In the immediate aftermath of the foiled Times Square bomb plot, the minds of many people around the world turned to the question of who may have been behind it.
Many presumed that the perpetrator must have been an Islamic terrorist. Based on the arrest of Faisal Shahzad, a Pakistani-American, one would expect that these people have the right to feel vindicated.
Not so, according to Salon.com's Alex Parent, who is holding a grudge at the relief expressed by Jonah Goldberg that the perpetrator of the act "wasn't white":
"The bloggers at National Review's The Corner can barely conceal their glee that the man arrested this morning for attempted terror is a proper foreign-born Muslim dude, and not a God-fearing white Christian. Jonah Goldberg admits as much:That could have been the case -- maybe. Or maybe it's more likely that Goldberg was worried about efforts by left-wingers to accuse the Tea Party movement of being responsible for the plot:
When the Times Square story first broke there was a part of me that said, 'Man, I hope it's not some white militia nutjob.' When I saw the news this morning that it was a Pakistani, the same small part of me was relieved.A normal human might be relieved that the person responsible for the attempted bombing is in custody. Jonah is just relieved that his prejudices against Muslims were reinforced."
If the perpetrator turns out to be a Pakistani allgedly attempting to avenge the deat of a Taliban leader, it's unfair for the Tea Party movement and its supporters to feel vindicated.

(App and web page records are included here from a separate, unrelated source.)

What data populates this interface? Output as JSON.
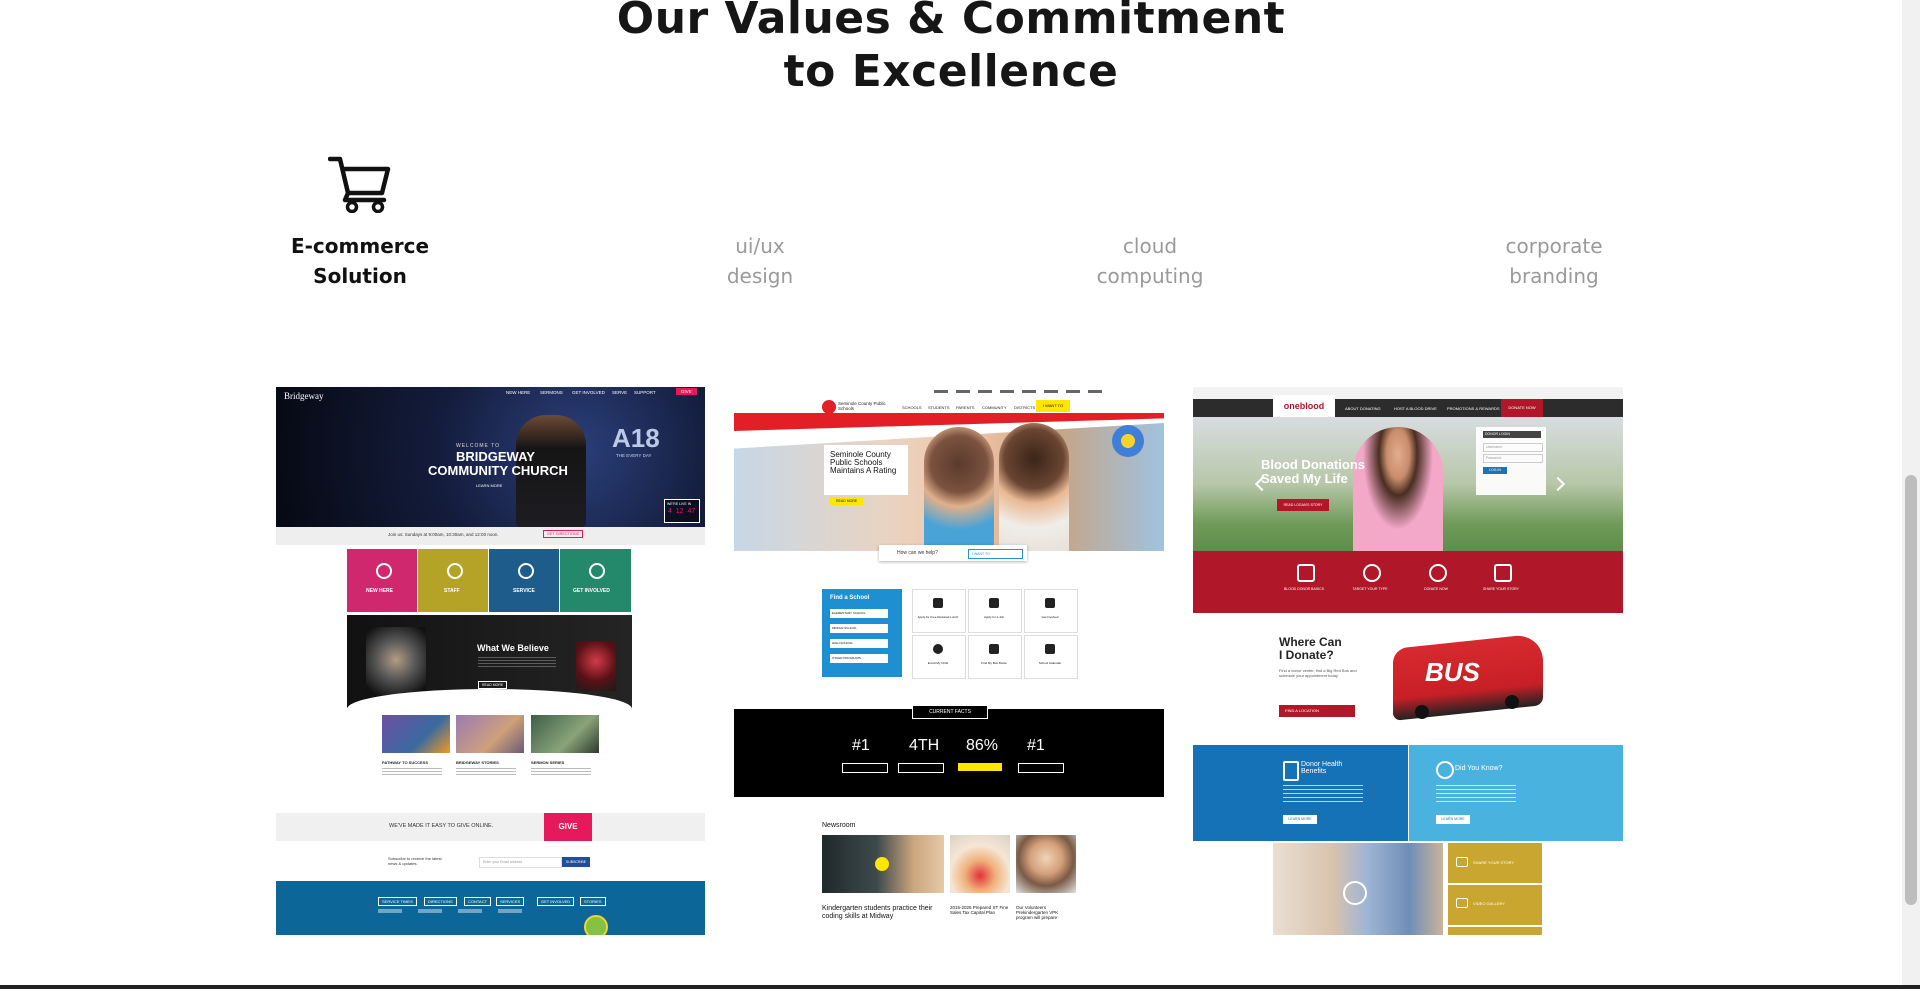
{
  "section": {
    "title_line1": "Our Values & Commitment",
    "title_line2": "to Excellence"
  },
  "tabs": [
    {
      "line1": "E-commerce",
      "line2": "Solution",
      "active": true,
      "icon": "shopping-cart-icon"
    },
    {
      "line1": "ui/ux",
      "line2": "design",
      "active": false
    },
    {
      "line1": "cloud",
      "line2": "computing",
      "active": false
    },
    {
      "line1": "corporate",
      "line2": "branding",
      "active": false
    }
  ],
  "portfolio": {
    "bridgeway": {
      "logo": "Bridgeway",
      "nav": [
        "NEW HERE",
        "SERMONS",
        "GET INVOLVED",
        "SERVE",
        "SUPPORT"
      ],
      "give": "GIVE",
      "welcome": "WELCOME TO",
      "name_line1": "BRIDGEWAY",
      "name_line2": "COMMUNITY CHURCH",
      "learn_more": "LEARN MORE",
      "big_text": "A18",
      "sub_big": "THE EVERY DAY",
      "countdown_label": "WE'RE LIVE IN",
      "countdown": "4  12  47",
      "join_text": "Join us: Sundays at 9:00am, 10:30am, and 12:00 noon.",
      "join_btn": "GET DIRECTIONS",
      "tiles": [
        "NEW HERE",
        "STAFF",
        "SERVICE",
        "GET INVOLVED"
      ],
      "believe_title": "What We Believe",
      "believe_btn": "READ MORE",
      "cards": [
        "PATHWAY TO SUCCESS",
        "BRIDGEWAY STORIES",
        "SERMON SERIES"
      ],
      "online_text": "WE'VE MADE IT EASY TO GIVE ONLINE.",
      "give_btn": "GIVE",
      "subscribe_text": "Subscribe to receive the latest news & updates.",
      "subscribe_placeholder": "Enter your Email address",
      "subscribe_btn": "SUBSCRIBE",
      "footer_links": [
        "SERVICE TIMES",
        "DIRECTIONS",
        "CONTACT",
        "SERVICES",
        "GET INVOLVED",
        "STORIES"
      ]
    },
    "seminole": {
      "org": "Seminole County Public Schools",
      "nav": [
        "SCHOOLS",
        "STUDENTS",
        "PARENTS",
        "COMMUNITY",
        "DISTRICTS"
      ],
      "nav_cta": "I WANT TO",
      "headline": "Seminole County Public Schools Maintains A Rating",
      "read_more": "READ MORE",
      "help_text": "How can we help?",
      "help_select": "I WANT TO",
      "find_school": "Find a School",
      "find_options": [
        "ELEMENTARY SCHOOL",
        "MIDDLE SCHOOL",
        "HIGH SCHOOL",
        "OTHER PROGRAMS"
      ],
      "quick_links": [
        "Apply for Free Reduced Lunch",
        "Apply for a Job",
        "Get Involved",
        "Enroll My Child",
        "Find My Bus Route",
        "School Calendar"
      ],
      "facts_title": "CURRENT FACTS",
      "facts": [
        "#1",
        "4TH",
        "86%",
        "#1"
      ],
      "newsroom": "Newsroom",
      "news": [
        "Kindergarten students practice their coding skills at Midway",
        "2015-2025 Prepared ST Fine Sales Tax Capital Plan",
        "Our Volunteers Prekindergarten VPK program will prepare"
      ]
    },
    "oneblood": {
      "logo": "oneblood",
      "nav": [
        "ABOUT DONATING",
        "HOST A BLOOD DRIVE",
        "PROMOTIONS & REWARDS"
      ],
      "nav_cta": "DONATE NOW",
      "hero_line1": "Blood Donations",
      "hero_line2": "Saved My Life",
      "hero_btn": "READ LOGAN'S STORY",
      "login_title": "DONOR LOGIN",
      "login_user": "Username",
      "login_pass": "Password",
      "login_btn": "LOG IN",
      "quick": [
        "BLOOD DONOR BASICS",
        "TARGET YOUR TYPE",
        "DONATE NOW",
        "SHARE YOUR STORY"
      ],
      "where_line1": "Where Can",
      "where_line2": "I Donate?",
      "where_text": "Find a donor center, find a Big Red Bus and schedule your appointment today.",
      "where_btn": "FIND A LOCATION",
      "bus_text": "BUS",
      "health_title": "Donor Health Benefits",
      "health_btn": "LEARN MORE",
      "know_title": "Did You Know?",
      "know_btn": "LEARN MORE",
      "share": "SHARE YOUR STORY",
      "video": "VIDEO GALLERY"
    }
  },
  "colors": {
    "accent_magenta": "#e6195d",
    "seminole_red": "#e21f26",
    "oneblood_red": "#b0182a",
    "teal_blue": "#0b6fa4",
    "gold": "#c9a630"
  }
}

It's a similar rhetorical trick as the demagogue who accuses an individual of being racist if they don't believe that racial epithets have been spat at an African American legislator.
It must be nice to be entitled to have everything both ways -- particularly when it's yourself who's decided that you're entitled to have it so.